§ TASK INSTRUCTIONS: Each line below containing the word "image" needs to be shown.
[Opening TASK MATERIAL section]
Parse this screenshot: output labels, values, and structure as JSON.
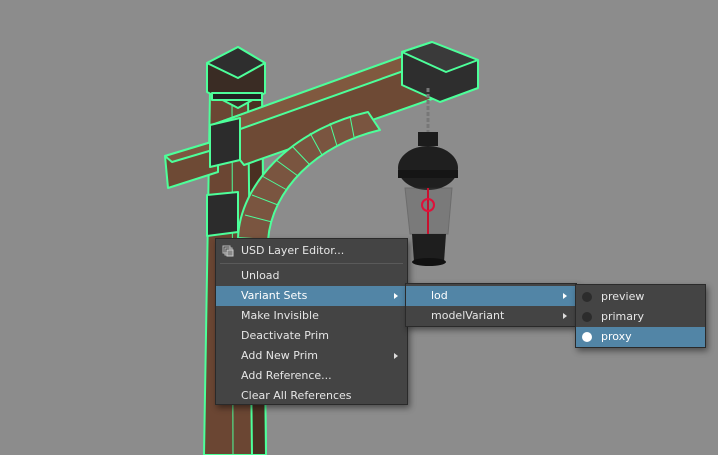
{
  "scene": {
    "background": "#8c8c8c",
    "selection_color": "#4dff9a",
    "wood_color": "#6e4a35",
    "lantern_color": "#1f1f1f"
  },
  "context_menu": {
    "items": [
      {
        "label": "USD Layer Editor...",
        "icon": "usd-layer-icon"
      },
      {
        "label": "Unload"
      },
      {
        "label": "Variant Sets",
        "has_submenu": true,
        "highlighted": true
      },
      {
        "label": "Make Invisible"
      },
      {
        "label": "Deactivate Prim"
      },
      {
        "label": "Add New Prim",
        "has_submenu": true
      },
      {
        "label": "Add Reference..."
      },
      {
        "label": "Clear All References"
      }
    ]
  },
  "variant_sets_menu": {
    "items": [
      {
        "label": "lod",
        "has_submenu": true,
        "highlighted": true
      },
      {
        "label": "modelVariant",
        "has_submenu": true
      }
    ]
  },
  "lod_menu": {
    "items": [
      {
        "label": "preview",
        "selected": false
      },
      {
        "label": "primary",
        "selected": false
      },
      {
        "label": "proxy",
        "selected": true,
        "highlighted": true
      }
    ]
  },
  "colors": {
    "menu_bg": "#444444",
    "highlight": "#5285a6",
    "text": "#e6e6e6"
  }
}
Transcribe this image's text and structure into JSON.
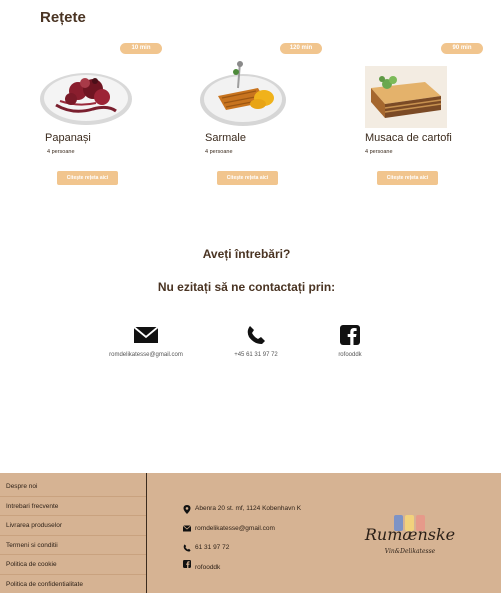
{
  "page": {
    "title": "Rețete"
  },
  "recipes": [
    {
      "time": "10 min",
      "name": "Papanași",
      "servings": "4 persoane",
      "button": "Citește rețeta aici",
      "image": "papanasi-dish"
    },
    {
      "time": "120 min",
      "name": "Sarmale",
      "servings": "4 persoane",
      "button": "Citește rețeta aici",
      "image": "sarmale-dish"
    },
    {
      "time": "90 min",
      "name": "Musaca de cartofi",
      "servings": "4 persoane",
      "button": "Citește rețeta aici",
      "image": "musaca-dish"
    }
  ],
  "questions": {
    "title": "Aveți întrebări?",
    "subtitle": "Nu ezitați să ne contactați prin:"
  },
  "contact": [
    {
      "icon": "envelope-icon",
      "text": "romdelikatesse@gmail.com"
    },
    {
      "icon": "phone-icon",
      "text": "+45 61 31 97 72"
    },
    {
      "icon": "facebook-icon",
      "text": "rofooddk"
    }
  ],
  "footer": {
    "links": [
      "Despre noi",
      "Intrebari frecvente",
      "Livrarea produselor",
      "Termeni si conditii",
      "Politica de cookie",
      "Politica de confidentialitate"
    ],
    "info": [
      {
        "icon": "location-pin-icon",
        "text": "Abenra 20 st. mf, 1124 Kobenhavn K"
      },
      {
        "icon": "envelope-icon",
        "text": "romdelikatesse@gmail.com"
      },
      {
        "icon": "phone-icon",
        "text": "61 31 97 72"
      },
      {
        "icon": "facebook-icon",
        "text": "rofooddk"
      }
    ],
    "logo": {
      "name": "Rumænske",
      "tagline": "Vin&Delikatesse"
    }
  },
  "colors": {
    "accent": "#f1c58e",
    "footer_bg": "#d6b393",
    "text_dark": "#3b2b1e",
    "flag_blue": "#7d93c6",
    "flag_yellow": "#f2d27c",
    "flag_red": "#e69a8a"
  }
}
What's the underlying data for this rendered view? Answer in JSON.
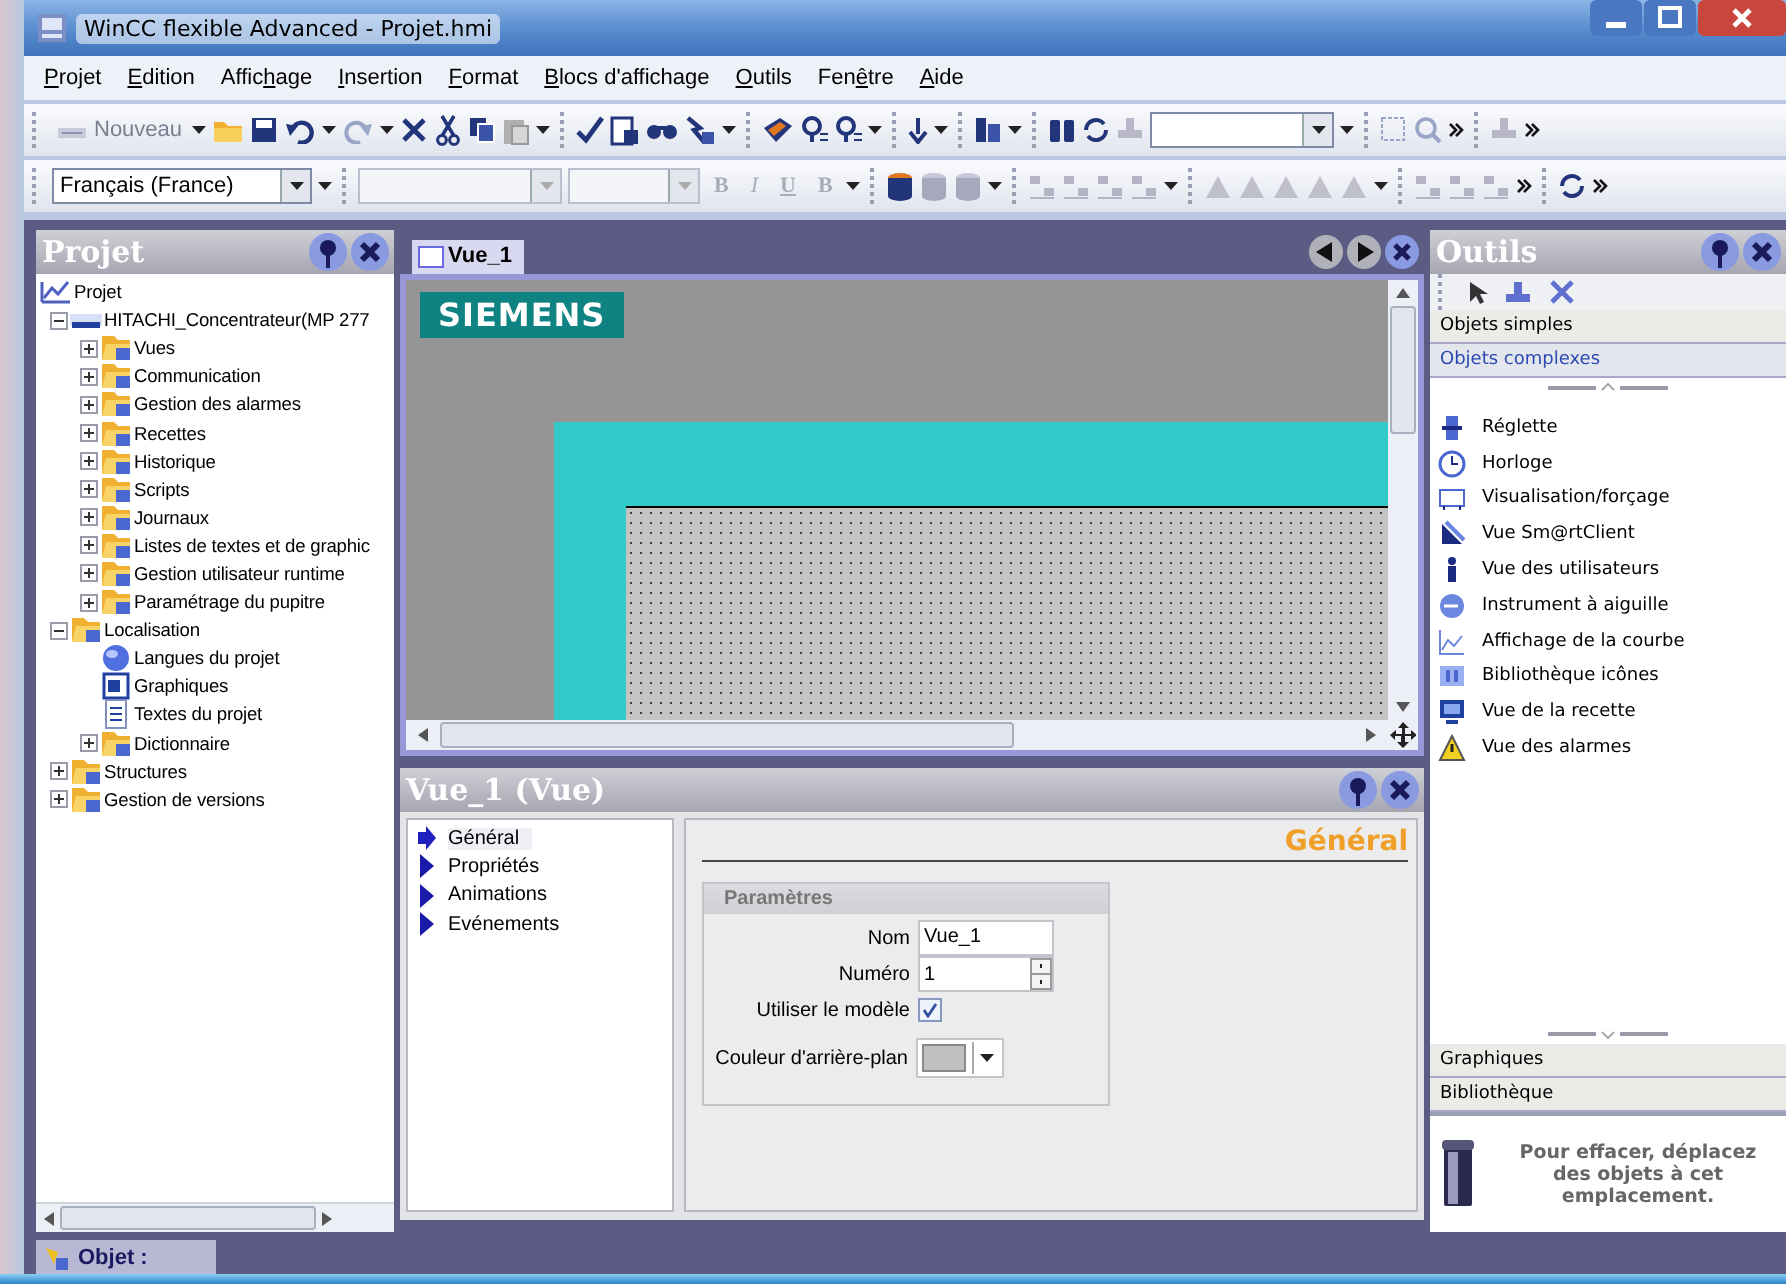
{
  "window": {
    "title": "WinCC flexible Advanced - Projet.hmi"
  },
  "menu": [
    {
      "mnemonic": "P",
      "rest": "rojet"
    },
    {
      "mnemonic": "E",
      "rest": "dition"
    },
    {
      "before": "Affic",
      "mnemonic": "h",
      "rest": "age"
    },
    {
      "mnemonic": "I",
      "rest": "nsertion"
    },
    {
      "mnemonic": "F",
      "rest": "ormat"
    },
    {
      "mnemonic": "B",
      "rest": "locs d'affichage"
    },
    {
      "mnemonic": "O",
      "rest": "utils"
    },
    {
      "before": "Fen",
      "mnemonic": "ê",
      "rest": "tre"
    },
    {
      "mnemonic": "A",
      "rest": "ide"
    }
  ],
  "toolbar": {
    "new_button": {
      "label": "Nouveau",
      "disabled": true
    },
    "language": "Français (France)",
    "format_buttons": [
      {
        "label": "B",
        "disabled": true
      },
      {
        "label": "I",
        "disabled": true
      },
      {
        "label": "U",
        "disabled": true
      },
      {
        "label": "B",
        "disabled": true
      }
    ]
  },
  "project_panel": {
    "title": "Projet",
    "tree": [
      {
        "label": "Projet",
        "kind": "project",
        "children": [
          {
            "label": "HITACHI_Concentrateur(MP 277",
            "kind": "device",
            "expanded": true,
            "children": [
              {
                "label": "Vues",
                "kind": "folder",
                "expanded": false
              },
              {
                "label": "Communication",
                "kind": "folder",
                "expanded": false
              },
              {
                "label": "Gestion des alarmes",
                "kind": "folder",
                "expanded": false
              },
              {
                "label": "Recettes",
                "kind": "folder",
                "expanded": false
              },
              {
                "label": "Historique",
                "kind": "folder",
                "expanded": false
              },
              {
                "label": "Scripts",
                "kind": "folder",
                "expanded": false
              },
              {
                "label": "Journaux",
                "kind": "folder",
                "expanded": false
              },
              {
                "label": "Listes de textes et de graphic",
                "kind": "folder",
                "expanded": false
              },
              {
                "label": "Gestion utilisateur runtime",
                "kind": "folder",
                "expanded": false
              },
              {
                "label": "Paramétrage du pupitre",
                "kind": "folder",
                "expanded": false
              }
            ]
          },
          {
            "label": "Localisation",
            "kind": "folder",
            "expanded": true,
            "children": [
              {
                "label": "Langues du projet",
                "kind": "globe"
              },
              {
                "label": "Graphiques",
                "kind": "image"
              },
              {
                "label": "Textes du projet",
                "kind": "document"
              },
              {
                "label": "Dictionnaire",
                "kind": "folder",
                "expanded": false
              }
            ]
          },
          {
            "label": "Structures",
            "kind": "folder",
            "expanded": false
          },
          {
            "label": "Gestion de versions",
            "kind": "folder",
            "expanded": false
          }
        ]
      }
    ]
  },
  "editor": {
    "tabs": [
      {
        "label": "Vue_1",
        "selected": true
      }
    ],
    "logo": "SIEMENS"
  },
  "properties": {
    "title": "Vue_1 (Vue)",
    "nav": [
      {
        "label": "Général",
        "selected": true
      },
      {
        "label": "Propriétés",
        "selected": false
      },
      {
        "label": "Animations",
        "selected": false
      },
      {
        "label": "Evénements",
        "selected": false
      }
    ],
    "heading": "Général",
    "group": {
      "title": "Paramètres",
      "fields": [
        {
          "kind": "text",
          "label": "Nom",
          "value": "Vue_1"
        },
        {
          "kind": "spin",
          "label": "Numéro",
          "value": "1"
        },
        {
          "kind": "checkbox",
          "label": "Utiliser le modèle",
          "checked": true
        },
        {
          "kind": "color",
          "label": "Couleur d'arrière-plan",
          "color": "#c0c0c0"
        }
      ]
    }
  },
  "tools": {
    "title": "Outils",
    "sections": [
      {
        "label": "Objets simples",
        "selected": false
      },
      {
        "label": "Objets complexes",
        "selected": true
      }
    ],
    "items": [
      {
        "label": "Réglette",
        "kind": "slider"
      },
      {
        "label": "Horloge",
        "kind": "clock"
      },
      {
        "label": "Visualisation/forçage",
        "kind": "display"
      },
      {
        "label": "Vue Sm@rtClient",
        "kind": "client"
      },
      {
        "label": "Vue des utilisateurs",
        "kind": "user"
      },
      {
        "label": "Instrument à aiguille",
        "kind": "gauge"
      },
      {
        "label": "Affichage de la courbe",
        "kind": "trend"
      },
      {
        "label": "Bibliothèque icônes",
        "kind": "library"
      },
      {
        "label": "Vue de la recette",
        "kind": "recipe"
      },
      {
        "label": "Vue des alarmes",
        "kind": "alarm"
      }
    ],
    "bottom_sections": [
      {
        "label": "Graphiques"
      },
      {
        "label": "Bibliothèque"
      }
    ],
    "trash_hint": "Pour effacer, déplacez des objets à cet emplacement."
  },
  "status_bar": {
    "tab": "Objet :"
  }
}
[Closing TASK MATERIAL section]
§ FINAL ANSWER:
Transcribe this image's text and structure into JSON.
      "image": "papanasi-dish"
      "image": "sarmale-dish"
      "image": "musaca-dish"
                "kind": "image"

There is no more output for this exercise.